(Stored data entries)
▬▬▬▬▬▬

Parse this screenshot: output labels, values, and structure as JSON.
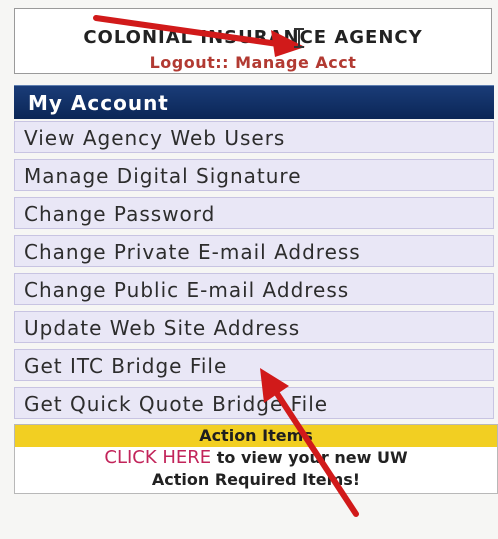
{
  "agency": {
    "name": "COLONIAL INSURANCE AGENCY",
    "logout_label": "Logout::",
    "manage_label": "Manage Acct"
  },
  "menu": {
    "title": "My Account",
    "items": [
      {
        "label": "View Agency Web Users"
      },
      {
        "label": "Manage Digital Signature"
      },
      {
        "label": "Change Password"
      },
      {
        "label": "Change Private E-mail Address"
      },
      {
        "label": "Change Public E-mail Address"
      },
      {
        "label": "Update Web Site Address"
      },
      {
        "label": "Get ITC Bridge File"
      },
      {
        "label": "Get Quick Quote Bridge File"
      }
    ]
  },
  "action_items": {
    "title": "Action Items",
    "link_label": "CLICK HERE",
    "text_1": "to view your new UW",
    "text_2": "Action Required Items!"
  },
  "colors": {
    "header_bg": "#0b2656",
    "menu_item_bg": "#e9e7f6",
    "action_title_bg": "#f2cf22",
    "link_red": "#c2245a",
    "annotation_arrow": "#d11a1a"
  },
  "icons": [
    "annotation-arrow-icon",
    "text-cursor-icon"
  ]
}
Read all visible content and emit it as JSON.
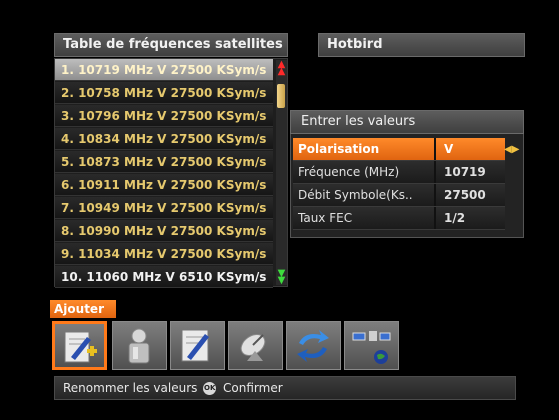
{
  "list": {
    "title": "Table de fréquences satellites",
    "items": [
      "1. 10719 MHz V 27500 KSym/s",
      "2. 10758 MHz V 27500 KSym/s",
      "3. 10796 MHz V 27500 KSym/s",
      "4. 10834 MHz V 27500 KSym/s",
      "5. 10873 MHz V 27500 KSym/s",
      "6. 10911 MHz V 27500 KSym/s",
      "7. 10949 MHz V 27500 KSym/s",
      "8. 10990 MHz V 27500 KSym/s",
      "9. 11034 MHz V 27500 KSym/s",
      "10. 11060 MHz V 6510 KSym/s"
    ]
  },
  "satellite": {
    "name": "Hotbird"
  },
  "dialog": {
    "title": "Entrer les valeurs",
    "rows": [
      {
        "label": "Polarisation",
        "value": "V"
      },
      {
        "label": "Fréquence (MHz)",
        "value": "10719"
      },
      {
        "label": "Débit Symbole(Ks..",
        "value": "27500"
      },
      {
        "label": "Taux FEC",
        "value": "1/2"
      }
    ]
  },
  "toolbar": {
    "active_label": "Ajouter",
    "buttons": [
      "add-icon",
      "fuel-tank-icon",
      "edit-icon",
      "satellite-dish-icon",
      "refresh-arrows-icon",
      "satellite-globe-icon"
    ]
  },
  "footer": {
    "hint_text": "Renommer les valeurs",
    "ok_glyph": "OK",
    "confirm_text": "Confirmer"
  },
  "colors": {
    "accent": "#ff7a1a",
    "list_text": "#e6c96e",
    "scroll_up": "#ff2a2a",
    "scroll_down": "#3ddc3d"
  }
}
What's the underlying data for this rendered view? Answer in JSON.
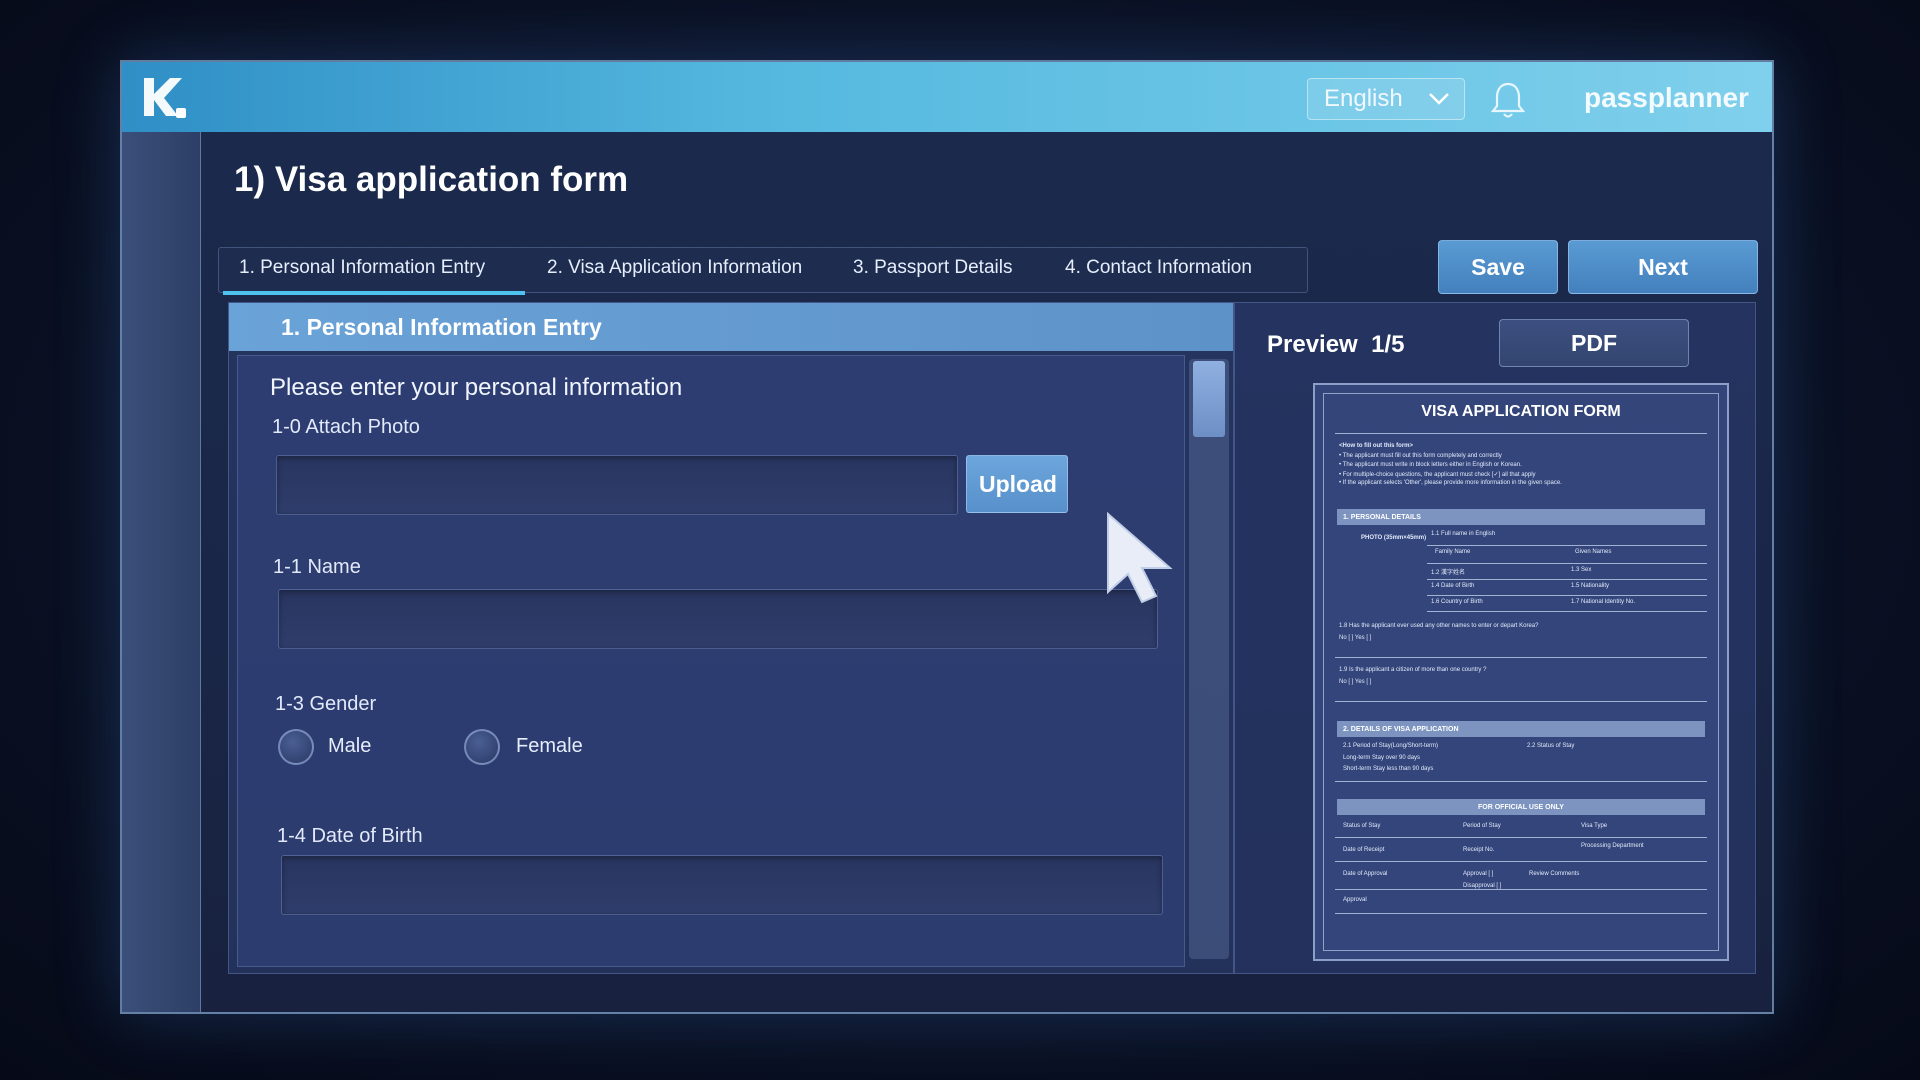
{
  "app": {
    "username": "passplanner",
    "language": "English"
  },
  "page": {
    "title": "1) Visa application form"
  },
  "tabs": [
    {
      "label": "1. Personal Information Entry"
    },
    {
      "label": "2. Visa Application Information"
    },
    {
      "label": "3. Passport Details"
    },
    {
      "label": "4. Contact Information"
    }
  ],
  "actions": {
    "save": "Save",
    "next": "Next"
  },
  "form": {
    "header": "1. Personal Information Entry",
    "intro": "Please enter your personal information",
    "photo_label": "1-0 Attach Photo",
    "upload_label": "Upload",
    "name_label": "1-1 Name",
    "gender_label": "1-3 Gender",
    "gender_options": [
      "Male",
      "Female"
    ],
    "dob_label": "1-4 Date of Birth"
  },
  "preview": {
    "title": "Preview",
    "page_indicator": "1/5",
    "pdf_label": "PDF",
    "doc_title": "VISA APPLICATION FORM",
    "doc_instructions_heading": "<How to fill out this form>",
    "doc_instructions": [
      "• The applicant must fill out this form completely and correctly",
      "• The applicant must write in block letters either in English or Korean.",
      "• For multiple-choice questions, the applicant must check [✓] all that apply",
      "• If the applicant selects 'Other', please provide more information in the given space."
    ],
    "sections": [
      "1. PERSONAL DETAILS",
      "2. DETAILS OF VISA APPLICATION",
      "FOR OFFICIAL USE ONLY"
    ],
    "personal_fields": [
      "PHOTO (35mm×45mm)",
      "1.1 Full name in English",
      "Family Name",
      "Given Names",
      "1.2 漢字姓名",
      "1.3 Sex",
      "1.4 Date of Birth",
      "1.5 Nationality",
      "1.6 Country of Birth",
      "1.7 National Identity No."
    ],
    "questions": [
      "1.8 Has the applicant ever used any other names to enter or depart Korea?",
      "No [   ]      Yes [   ]",
      "1.9 Is the applicant a citizen of more than one country ?",
      "No [   ]      Yes [   ]"
    ],
    "visa_fields": [
      "2.1 Period of Stay(Long/Short-term)",
      "2.2 Status of Stay",
      "Long-term Stay over 90 days",
      "Short-term Stay less than 90 days"
    ],
    "official_fields": [
      "Status of Stay",
      "Period of Stay",
      "Visa Type",
      "Date of Receipt",
      "Receipt No.",
      "Processing Department",
      "Date of Approval",
      "Approval [   ]",
      "Disapproval [   ]",
      "Review Comments",
      "Approval"
    ]
  }
}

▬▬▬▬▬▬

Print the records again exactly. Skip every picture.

WRITTEN ANSWER:
Parse this screenshot: output labels, values, and structure as JSON.
{
  "agency": {
    "name": "COLONIAL INSURANCE AGENCY",
    "logout_label": "Logout::",
    "manage_label": "Manage Acct"
  },
  "menu": {
    "title": "My Account",
    "items": [
      {
        "label": "View Agency Web Users"
      },
      {
        "label": "Manage Digital Signature"
      },
      {
        "label": "Change Password"
      },
      {
        "label": "Change Private E-mail Address"
      },
      {
        "label": "Change Public E-mail Address"
      },
      {
        "label": "Update Web Site Address"
      },
      {
        "label": "Get ITC Bridge File"
      },
      {
        "label": "Get Quick Quote Bridge File"
      }
    ]
  },
  "action_items": {
    "title": "Action Items",
    "link_label": "CLICK HERE",
    "text_1": "to view your new UW",
    "text_2": "Action Required Items!"
  },
  "colors": {
    "header_bg": "#0b2656",
    "menu_item_bg": "#e9e7f6",
    "action_title_bg": "#f2cf22",
    "link_red": "#c2245a",
    "annotation_arrow": "#d11a1a"
  },
  "icons": [
    "annotation-arrow-icon",
    "text-cursor-icon"
  ]
}
Read all visible content and emit it as JSON.
{
  "list": {
    "title": "Table de fréquences satellites",
    "items": [
      "1. 10719 MHz V 27500 KSym/s",
      "2. 10758 MHz V 27500 KSym/s",
      "3. 10796 MHz V 27500 KSym/s",
      "4. 10834 MHz V 27500 KSym/s",
      "5. 10873 MHz V 27500 KSym/s",
      "6. 10911 MHz V 27500 KSym/s",
      "7. 10949 MHz V 27500 KSym/s",
      "8. 10990 MHz V 27500 KSym/s",
      "9. 11034 MHz V 27500 KSym/s",
      "10. 11060 MHz V 6510 KSym/s"
    ]
  },
  "satellite": {
    "name": "Hotbird"
  },
  "dialog": {
    "title": "Entrer les valeurs",
    "rows": [
      {
        "label": "Polarisation",
        "value": "V"
      },
      {
        "label": "Fréquence (MHz)",
        "value": "10719"
      },
      {
        "label": "Débit Symbole(Ks..",
        "value": "27500"
      },
      {
        "label": "Taux FEC",
        "value": "1/2"
      }
    ]
  },
  "toolbar": {
    "active_label": "Ajouter",
    "buttons": [
      "add-icon",
      "fuel-tank-icon",
      "edit-icon",
      "satellite-dish-icon",
      "refresh-arrows-icon",
      "satellite-globe-icon"
    ]
  },
  "footer": {
    "hint_text": "Renommer les valeurs",
    "ok_glyph": "OK",
    "confirm_text": "Confirmer"
  },
  "colors": {
    "accent": "#ff7a1a",
    "list_text": "#e6c96e",
    "scroll_up": "#ff2a2a",
    "scroll_down": "#3ddc3d"
  }
}
What's the underlying data for this rendered view? Answer in JSON.
{
  "app": {
    "username": "passplanner",
    "language": "English"
  },
  "page": {
    "title": "1) Visa application form"
  },
  "tabs": [
    {
      "label": "1. Personal Information Entry"
    },
    {
      "label": "2. Visa Application Information"
    },
    {
      "label": "3. Passport Details"
    },
    {
      "label": "4. Contact Information"
    }
  ],
  "actions": {
    "save": "Save",
    "next": "Next"
  },
  "form": {
    "header": "1. Personal Information Entry",
    "intro": "Please enter your personal information",
    "photo_label": "1-0 Attach Photo",
    "upload_label": "Upload",
    "name_label": "1-1 Name",
    "gender_label": "1-3 Gender",
    "gender_options": [
      "Male",
      "Female"
    ],
    "dob_label": "1-4 Date of Birth"
  },
  "preview": {
    "title": "Preview",
    "page_indicator": "1/5",
    "pdf_label": "PDF",
    "doc_title": "VISA APPLICATION FORM",
    "doc_instructions_heading": "<How to fill out this form>",
    "doc_instructions": [
      "• The applicant must fill out this form completely and correctly",
      "• The applicant must write in block letters either in English or Korean.",
      "• For multiple-choice questions, the applicant must check [✓] all that apply",
      "• If the applicant selects 'Other', please provide more information in the given space."
    ],
    "sections": [
      "1. PERSONAL DETAILS",
      "2. DETAILS OF VISA APPLICATION",
      "FOR OFFICIAL USE ONLY"
    ],
    "personal_fields": [
      "PHOTO (35mm×45mm)",
      "1.1 Full name in English",
      "Family Name",
      "Given Names",
      "1.2 漢字姓名",
      "1.3 Sex",
      "1.4 Date of Birth",
      "1.5 Nationality",
      "1.6 Country of Birth",
      "1.7 National Identity No."
    ],
    "questions": [
      "1.8 Has the applicant ever used any other names to enter or depart Korea?",
      "No [   ]      Yes [   ]",
      "1.9 Is the applicant a citizen of more than one country ?",
      "No [   ]      Yes [   ]"
    ],
    "visa_fields": [
      "2.1 Period of Stay(Long/Short-term)",
      "2.2 Status of Stay",
      "Long-term Stay over 90 days",
      "Short-term Stay less than 90 days"
    ],
    "official_fields": [
      "Status of Stay",
      "Period of Stay",
      "Visa Type",
      "Date of Receipt",
      "Receipt No.",
      "Processing Department",
      "Date of Approval",
      "Approval [   ]",
      "Disapproval [   ]",
      "Review Comments",
      "Approval"
    ]
  }
}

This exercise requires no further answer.